Ask the Expert

Using RAC to aid performance

We are considering the use of RAC to aid performance in the sense that we wish to configure the various instances for different purposes (i.e. one for OLTP, one for batch, one for OLAP, etc.). Can you comment on some of the advantages or disadvantages of such an approach?

    Requires Free Membership to View
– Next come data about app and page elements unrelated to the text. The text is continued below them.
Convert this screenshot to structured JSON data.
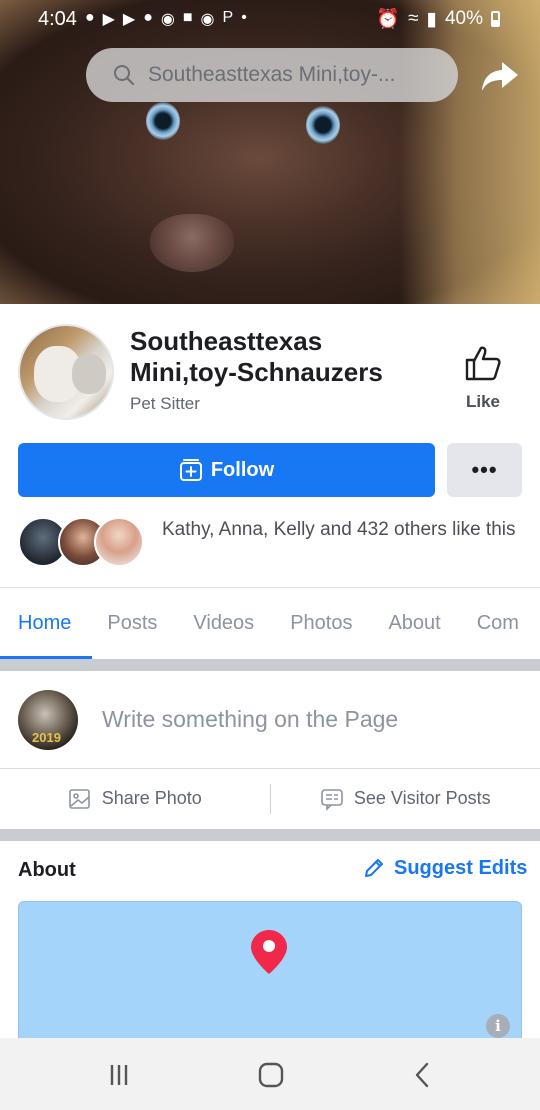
{
  "status_bar": {
    "time": "4:04",
    "battery": "40%",
    "left_icons": [
      "facebook-icon",
      "youtube-icon",
      "youtube-icon",
      "messenger-icon",
      "pet-icon",
      "badge-icon",
      "account-icon",
      "pinterest-icon",
      "dot-icon"
    ],
    "right_icons": [
      "alarm-icon",
      "wifi-icon",
      "signal-icon",
      "battery-icon"
    ]
  },
  "search": {
    "text": "Southeasttexas Mini,toy-..."
  },
  "page": {
    "name": "Southeasttexas Mini,toy-Schnauzers",
    "category": "Pet Sitter",
    "like_label": "Like",
    "follow_label": "Follow",
    "more_label": "•••",
    "likes_text": "Kathy, Anna, Kelly and 432 others like this"
  },
  "tabs": [
    {
      "label": "Home",
      "active": true
    },
    {
      "label": "Posts",
      "active": false
    },
    {
      "label": "Videos",
      "active": false
    },
    {
      "label": "Photos",
      "active": false
    },
    {
      "label": "About",
      "active": false
    },
    {
      "label": "Com",
      "active": false
    }
  ],
  "composer": {
    "placeholder": "Write something on the Page",
    "avatar_year": "2019",
    "share_photo": "Share Photo",
    "see_visitor_posts": "See Visitor Posts"
  },
  "about": {
    "title": "About",
    "suggest_edits": "Suggest Edits",
    "info_badge": "i"
  },
  "colors": {
    "accent": "#1877f2",
    "map": "#a5d4fb",
    "pin": "#f02849"
  }
}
Before Real Application Clusters (RAC) there was Oracle Parallel Server (OPS). Actually, it was Cache Fusion that changed the whole picture and that appeared in OPS with Oracle 8.1.6, but it is Cache Fusion that makes RAC the great product it is today. Before Cache Fusion, OPS had a problem when two different instances needed access to the same data block. OPS had to make sure that the first instance wrote the block contents back to disk before the second instance could read that data. This is known as "disk pinging." Disk pinging could kill an application's performance even though multiple servers were involved in the database cluster. In those days, one way to avoid disk pinging was to segregate the application functionality among the instances in the OPS cluster. So having one instance for OLTP, one for batch, and one for OLAP in your RAC deployment is very similar to the application segregation that DBAs did in the old OPS days. I currently have two systems which we are investigating clustering with RAC. When we do, we will still do something akin to application segregation, but still enjoy other benefits of RAC. So I don't see anything wrong with your approach. Just make sure that you configure your application for Transparent Failover so that when the OLTP instance goes down, OLTP transactions can continue.

This was first published in February 2004

There are Comments. Add yours.

 
TIP: Want to include a code block in your comment? Use <pre> or <code> tags around the desired text. Ex: <code>insert code</code>

REGISTER or login:

Forgot Password?
By submitting you agree to receive email from TechTarget and its partners. If you reside outside of the United States, you consent to having your personal data transferred to and processed in the United States. Privacy
Sort by: OldestNewest

Forgot Password?

No problem! Submit your e-mail address below. We'll send you an email containing your password.

Your password has been sent to: